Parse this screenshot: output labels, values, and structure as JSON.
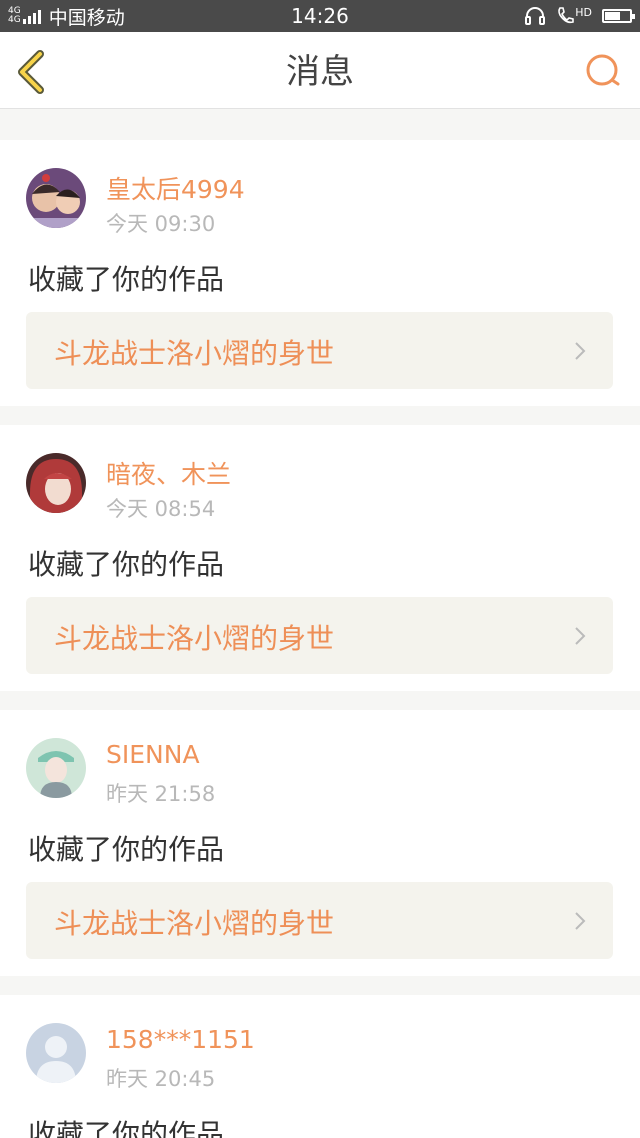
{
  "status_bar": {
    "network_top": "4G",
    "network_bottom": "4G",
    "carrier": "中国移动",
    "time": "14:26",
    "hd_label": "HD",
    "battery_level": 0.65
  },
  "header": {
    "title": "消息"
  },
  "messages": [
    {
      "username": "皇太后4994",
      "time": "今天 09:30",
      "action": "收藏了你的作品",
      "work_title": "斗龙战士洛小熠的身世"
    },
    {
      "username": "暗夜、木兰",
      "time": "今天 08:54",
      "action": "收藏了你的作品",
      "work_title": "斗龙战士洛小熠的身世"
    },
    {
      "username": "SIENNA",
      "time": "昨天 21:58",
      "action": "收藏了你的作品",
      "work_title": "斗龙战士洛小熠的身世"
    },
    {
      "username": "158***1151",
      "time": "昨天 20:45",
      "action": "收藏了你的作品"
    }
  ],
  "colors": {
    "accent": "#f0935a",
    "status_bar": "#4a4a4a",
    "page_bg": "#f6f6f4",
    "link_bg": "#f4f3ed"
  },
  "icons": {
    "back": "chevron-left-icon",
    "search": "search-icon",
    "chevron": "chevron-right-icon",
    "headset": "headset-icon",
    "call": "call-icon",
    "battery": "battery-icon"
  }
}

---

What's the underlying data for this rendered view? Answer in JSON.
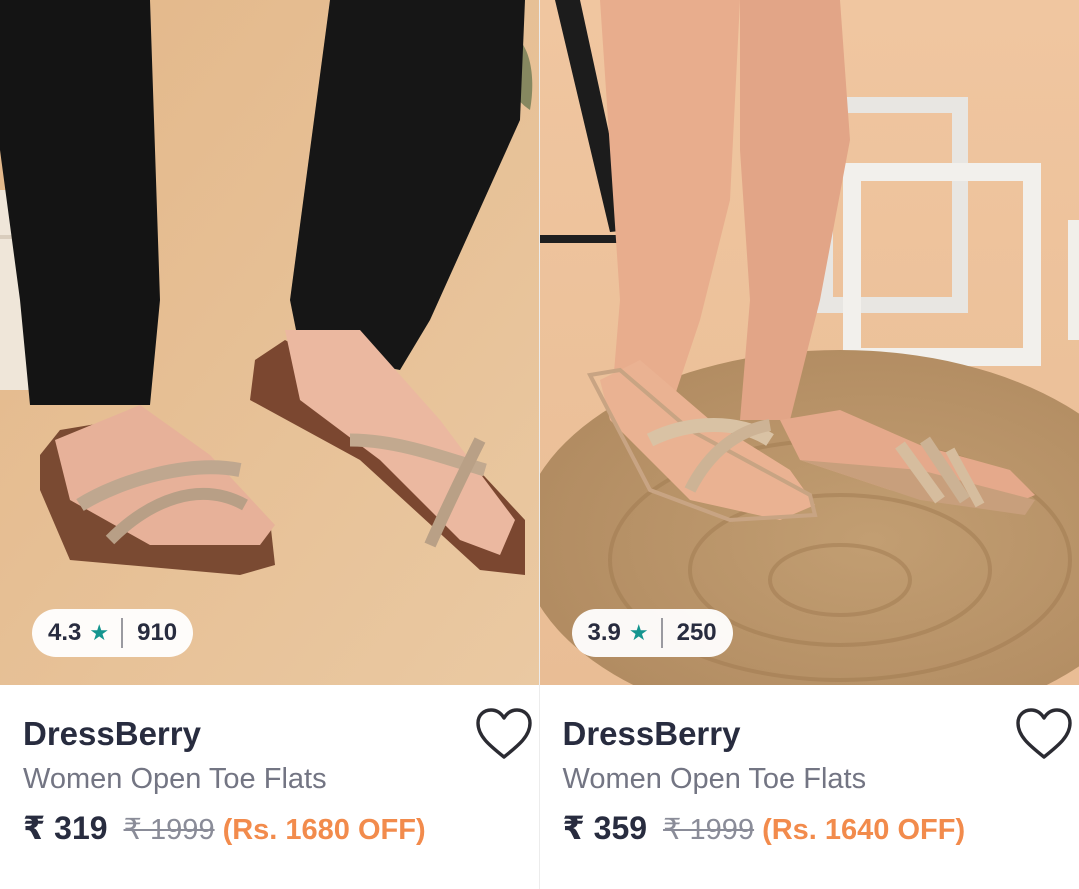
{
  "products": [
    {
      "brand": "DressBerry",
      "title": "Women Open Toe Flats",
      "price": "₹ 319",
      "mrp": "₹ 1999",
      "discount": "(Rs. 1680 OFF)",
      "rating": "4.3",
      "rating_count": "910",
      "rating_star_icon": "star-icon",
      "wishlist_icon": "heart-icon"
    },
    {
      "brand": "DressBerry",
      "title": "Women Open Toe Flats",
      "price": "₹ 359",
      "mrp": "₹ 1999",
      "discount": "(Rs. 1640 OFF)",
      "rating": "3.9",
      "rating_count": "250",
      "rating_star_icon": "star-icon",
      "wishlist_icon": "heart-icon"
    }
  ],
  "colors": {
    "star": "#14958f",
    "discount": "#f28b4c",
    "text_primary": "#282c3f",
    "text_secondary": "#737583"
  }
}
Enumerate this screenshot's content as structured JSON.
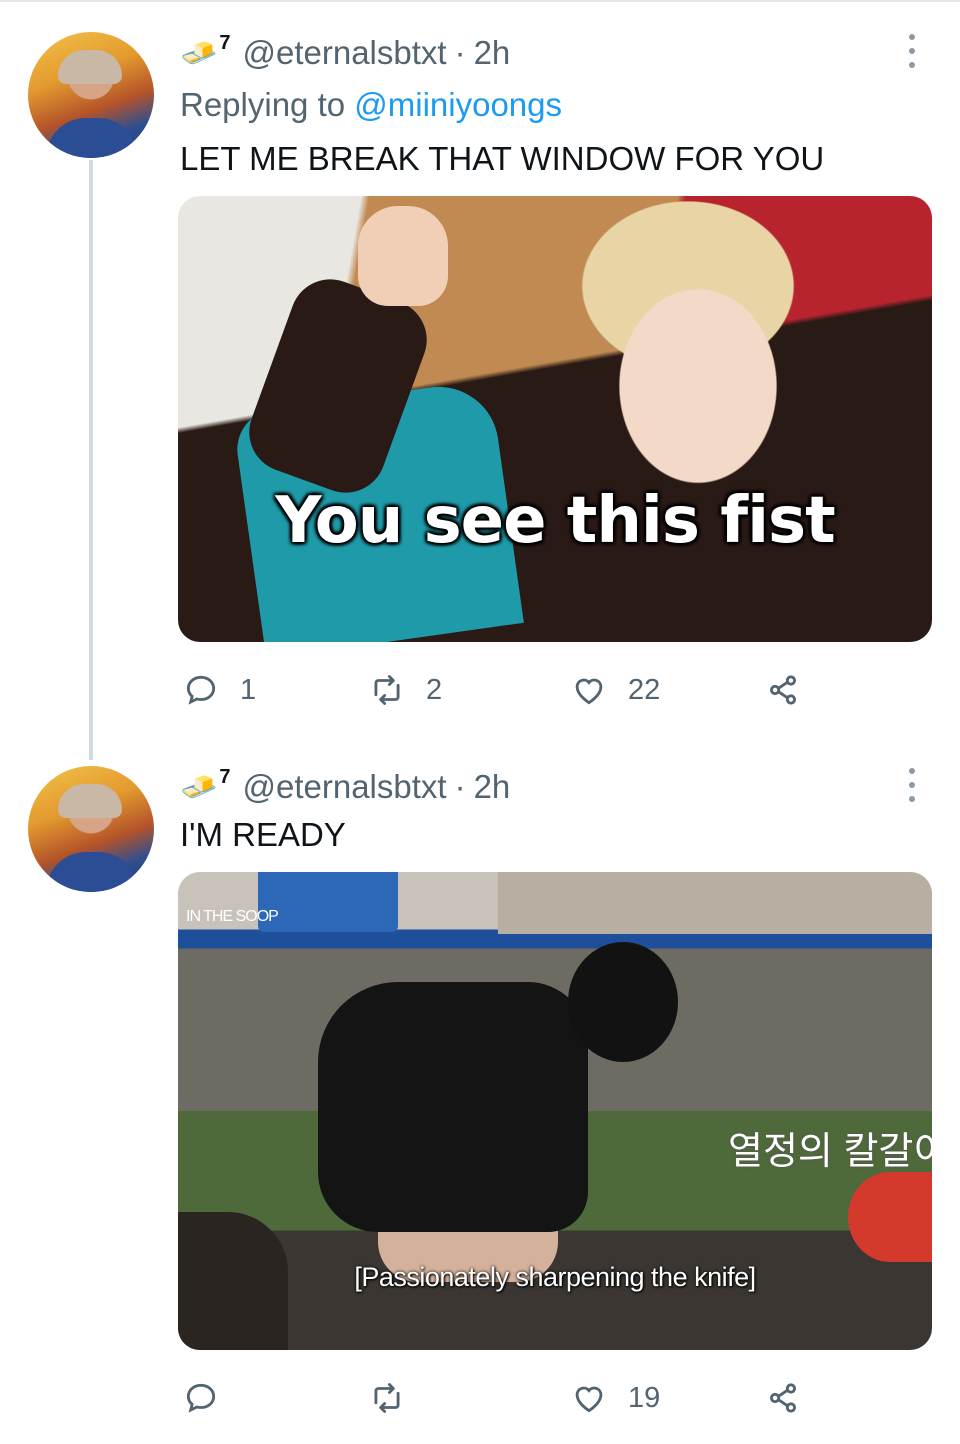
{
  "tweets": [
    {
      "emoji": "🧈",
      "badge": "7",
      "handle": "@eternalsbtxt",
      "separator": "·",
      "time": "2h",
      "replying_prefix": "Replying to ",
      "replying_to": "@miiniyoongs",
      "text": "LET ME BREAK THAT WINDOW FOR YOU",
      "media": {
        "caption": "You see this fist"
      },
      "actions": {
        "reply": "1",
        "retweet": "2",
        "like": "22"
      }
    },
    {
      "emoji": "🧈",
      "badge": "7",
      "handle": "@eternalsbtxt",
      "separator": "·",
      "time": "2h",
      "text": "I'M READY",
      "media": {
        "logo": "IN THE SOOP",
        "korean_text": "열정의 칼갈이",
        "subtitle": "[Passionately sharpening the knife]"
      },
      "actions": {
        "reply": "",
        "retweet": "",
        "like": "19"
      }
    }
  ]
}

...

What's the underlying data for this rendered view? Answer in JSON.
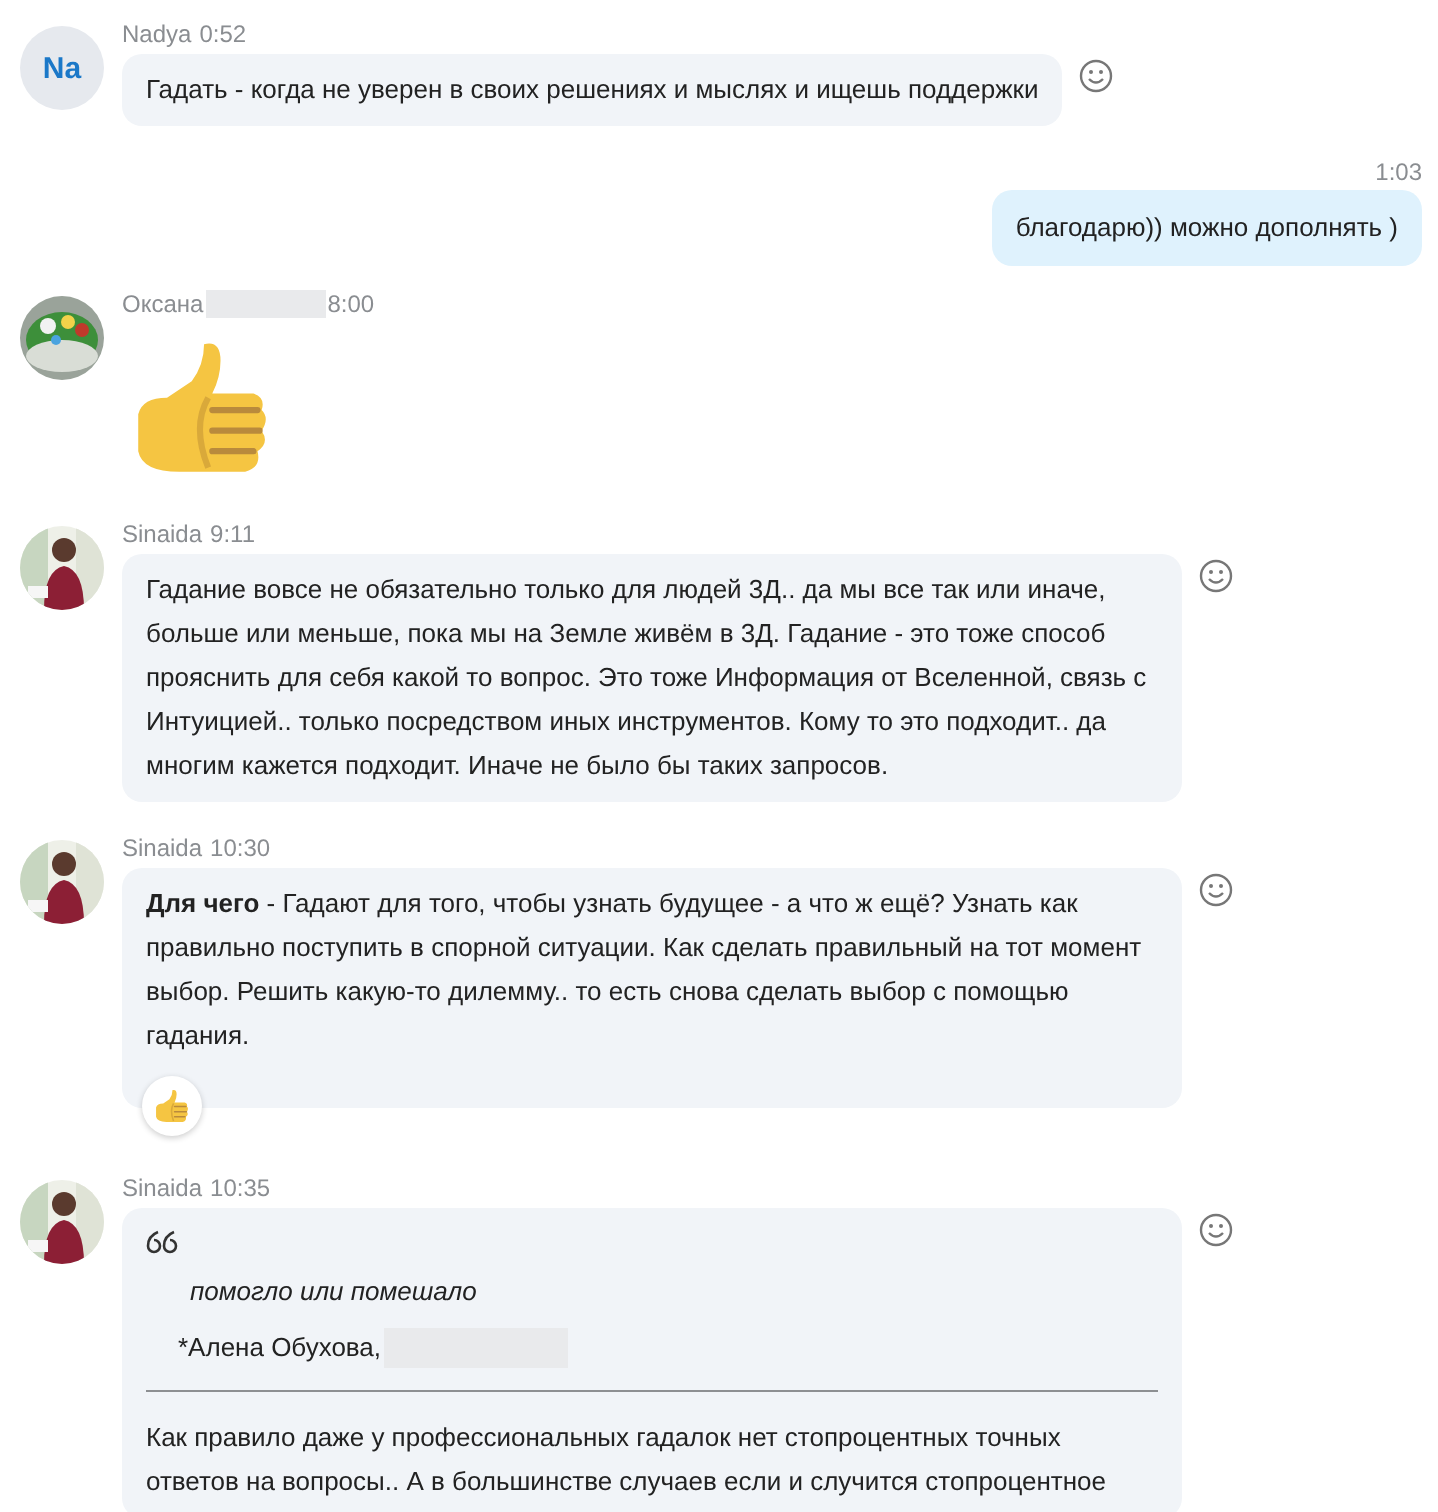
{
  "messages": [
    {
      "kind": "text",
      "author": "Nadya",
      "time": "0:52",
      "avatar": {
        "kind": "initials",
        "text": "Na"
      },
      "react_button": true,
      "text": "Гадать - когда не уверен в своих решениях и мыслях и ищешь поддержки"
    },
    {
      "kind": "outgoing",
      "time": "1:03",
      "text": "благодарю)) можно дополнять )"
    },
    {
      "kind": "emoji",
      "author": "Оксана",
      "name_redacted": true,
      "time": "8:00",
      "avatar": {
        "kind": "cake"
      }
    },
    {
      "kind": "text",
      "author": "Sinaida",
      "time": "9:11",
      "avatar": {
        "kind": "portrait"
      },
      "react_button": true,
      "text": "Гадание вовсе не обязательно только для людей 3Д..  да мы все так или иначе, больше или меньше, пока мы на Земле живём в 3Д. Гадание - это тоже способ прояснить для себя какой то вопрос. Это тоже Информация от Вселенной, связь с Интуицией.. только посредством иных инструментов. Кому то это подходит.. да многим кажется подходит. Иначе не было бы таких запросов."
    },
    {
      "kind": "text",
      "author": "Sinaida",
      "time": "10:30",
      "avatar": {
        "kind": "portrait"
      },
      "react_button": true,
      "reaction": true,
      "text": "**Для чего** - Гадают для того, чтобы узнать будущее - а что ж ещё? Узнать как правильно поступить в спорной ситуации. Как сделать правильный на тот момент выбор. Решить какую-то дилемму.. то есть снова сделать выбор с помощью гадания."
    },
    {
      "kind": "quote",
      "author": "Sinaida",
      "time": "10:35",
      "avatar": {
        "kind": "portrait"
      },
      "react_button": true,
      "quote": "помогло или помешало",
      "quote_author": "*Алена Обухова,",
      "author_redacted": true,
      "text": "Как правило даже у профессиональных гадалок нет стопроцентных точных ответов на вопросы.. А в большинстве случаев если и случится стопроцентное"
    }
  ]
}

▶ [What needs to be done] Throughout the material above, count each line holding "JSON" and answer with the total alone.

▶ [Written response] 4